* [TASK REQUIREMENTS]:
Look below. Copy each line that has "Tilaustulojen" in it.

* [RECORDS SHOWN]:
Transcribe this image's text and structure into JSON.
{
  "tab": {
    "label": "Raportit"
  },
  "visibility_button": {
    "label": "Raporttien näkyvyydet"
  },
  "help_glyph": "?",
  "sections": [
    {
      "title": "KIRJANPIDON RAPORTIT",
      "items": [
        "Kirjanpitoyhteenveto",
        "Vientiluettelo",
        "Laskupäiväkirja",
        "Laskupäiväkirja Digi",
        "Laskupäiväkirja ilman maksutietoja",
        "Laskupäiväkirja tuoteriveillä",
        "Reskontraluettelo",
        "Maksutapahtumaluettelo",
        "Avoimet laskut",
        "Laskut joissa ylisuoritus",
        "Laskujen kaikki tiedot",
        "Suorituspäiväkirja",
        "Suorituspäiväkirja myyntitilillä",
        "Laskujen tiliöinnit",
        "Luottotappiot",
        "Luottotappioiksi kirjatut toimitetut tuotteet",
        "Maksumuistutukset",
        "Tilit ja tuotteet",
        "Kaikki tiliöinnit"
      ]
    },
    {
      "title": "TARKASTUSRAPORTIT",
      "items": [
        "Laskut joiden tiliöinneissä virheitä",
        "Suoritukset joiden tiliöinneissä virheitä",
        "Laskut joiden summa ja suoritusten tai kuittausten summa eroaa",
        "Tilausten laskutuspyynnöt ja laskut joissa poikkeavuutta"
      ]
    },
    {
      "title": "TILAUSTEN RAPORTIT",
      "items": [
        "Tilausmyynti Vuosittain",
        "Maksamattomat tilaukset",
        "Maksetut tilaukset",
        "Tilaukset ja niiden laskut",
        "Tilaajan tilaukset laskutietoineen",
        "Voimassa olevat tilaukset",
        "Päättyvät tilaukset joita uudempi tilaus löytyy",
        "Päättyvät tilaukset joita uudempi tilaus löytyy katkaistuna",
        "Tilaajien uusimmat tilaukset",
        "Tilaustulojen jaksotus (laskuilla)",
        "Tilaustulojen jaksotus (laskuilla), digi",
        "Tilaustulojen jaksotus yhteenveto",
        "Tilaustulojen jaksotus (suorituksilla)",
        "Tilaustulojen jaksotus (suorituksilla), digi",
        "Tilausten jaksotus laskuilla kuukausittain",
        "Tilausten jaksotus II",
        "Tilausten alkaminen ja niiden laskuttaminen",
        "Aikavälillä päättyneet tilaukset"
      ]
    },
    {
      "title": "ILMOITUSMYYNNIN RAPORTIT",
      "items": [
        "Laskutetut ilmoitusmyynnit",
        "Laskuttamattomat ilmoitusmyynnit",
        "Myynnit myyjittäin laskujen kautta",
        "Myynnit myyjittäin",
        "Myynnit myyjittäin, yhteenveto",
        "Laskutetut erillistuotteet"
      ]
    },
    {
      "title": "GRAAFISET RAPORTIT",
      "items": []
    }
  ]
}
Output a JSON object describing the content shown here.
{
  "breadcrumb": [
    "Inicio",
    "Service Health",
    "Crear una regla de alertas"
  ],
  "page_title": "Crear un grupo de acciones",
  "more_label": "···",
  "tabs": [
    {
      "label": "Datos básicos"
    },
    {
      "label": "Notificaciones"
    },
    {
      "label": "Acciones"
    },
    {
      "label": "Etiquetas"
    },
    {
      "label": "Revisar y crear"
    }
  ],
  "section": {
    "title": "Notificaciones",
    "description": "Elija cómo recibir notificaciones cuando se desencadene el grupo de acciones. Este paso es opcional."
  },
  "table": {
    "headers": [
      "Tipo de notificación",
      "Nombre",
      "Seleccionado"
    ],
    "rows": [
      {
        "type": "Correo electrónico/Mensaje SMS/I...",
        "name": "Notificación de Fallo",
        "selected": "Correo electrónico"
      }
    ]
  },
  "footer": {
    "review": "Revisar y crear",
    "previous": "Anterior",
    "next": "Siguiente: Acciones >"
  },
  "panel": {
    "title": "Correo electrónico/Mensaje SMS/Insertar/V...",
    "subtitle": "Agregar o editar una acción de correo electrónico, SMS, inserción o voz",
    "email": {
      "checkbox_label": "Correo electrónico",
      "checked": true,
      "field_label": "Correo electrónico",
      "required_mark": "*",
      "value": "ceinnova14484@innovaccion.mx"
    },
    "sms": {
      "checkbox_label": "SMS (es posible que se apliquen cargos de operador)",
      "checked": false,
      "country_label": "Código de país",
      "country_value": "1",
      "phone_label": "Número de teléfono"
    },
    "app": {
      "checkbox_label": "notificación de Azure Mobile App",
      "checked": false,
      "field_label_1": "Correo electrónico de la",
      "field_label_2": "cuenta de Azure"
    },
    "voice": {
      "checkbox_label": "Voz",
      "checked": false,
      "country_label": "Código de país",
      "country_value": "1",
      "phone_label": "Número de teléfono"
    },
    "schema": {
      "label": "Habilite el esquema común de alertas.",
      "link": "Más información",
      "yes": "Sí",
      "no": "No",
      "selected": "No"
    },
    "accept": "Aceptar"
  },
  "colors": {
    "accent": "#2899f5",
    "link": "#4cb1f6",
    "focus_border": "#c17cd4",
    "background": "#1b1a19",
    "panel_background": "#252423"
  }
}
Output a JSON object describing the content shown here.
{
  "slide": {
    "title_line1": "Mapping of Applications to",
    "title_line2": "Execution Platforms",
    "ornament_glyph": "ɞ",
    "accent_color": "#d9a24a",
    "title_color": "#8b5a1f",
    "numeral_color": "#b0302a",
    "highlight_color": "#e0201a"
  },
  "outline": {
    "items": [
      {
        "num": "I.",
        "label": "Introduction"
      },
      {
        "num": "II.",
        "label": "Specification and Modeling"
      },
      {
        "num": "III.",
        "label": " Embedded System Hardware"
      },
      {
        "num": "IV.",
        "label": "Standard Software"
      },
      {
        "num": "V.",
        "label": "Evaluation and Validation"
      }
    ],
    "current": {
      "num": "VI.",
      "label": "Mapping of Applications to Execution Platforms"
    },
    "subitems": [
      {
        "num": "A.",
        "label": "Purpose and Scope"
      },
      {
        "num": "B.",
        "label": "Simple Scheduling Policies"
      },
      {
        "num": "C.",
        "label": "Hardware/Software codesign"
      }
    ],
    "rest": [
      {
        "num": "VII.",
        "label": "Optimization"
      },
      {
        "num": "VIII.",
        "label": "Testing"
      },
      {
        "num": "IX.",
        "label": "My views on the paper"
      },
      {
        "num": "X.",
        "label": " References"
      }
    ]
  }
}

* [RESPONSE FOR THIS EXERCISE]:
        "Tilaustulojen jaksotus (laskuilla)",
        "Tilaustulojen jaksotus (laskuilla), digi",
        "Tilaustulojen jaksotus yhteenveto",
        "Tilaustulojen jaksotus (suorituksilla)",
        "Tilaustulojen jaksotus (suorituksilla), digi",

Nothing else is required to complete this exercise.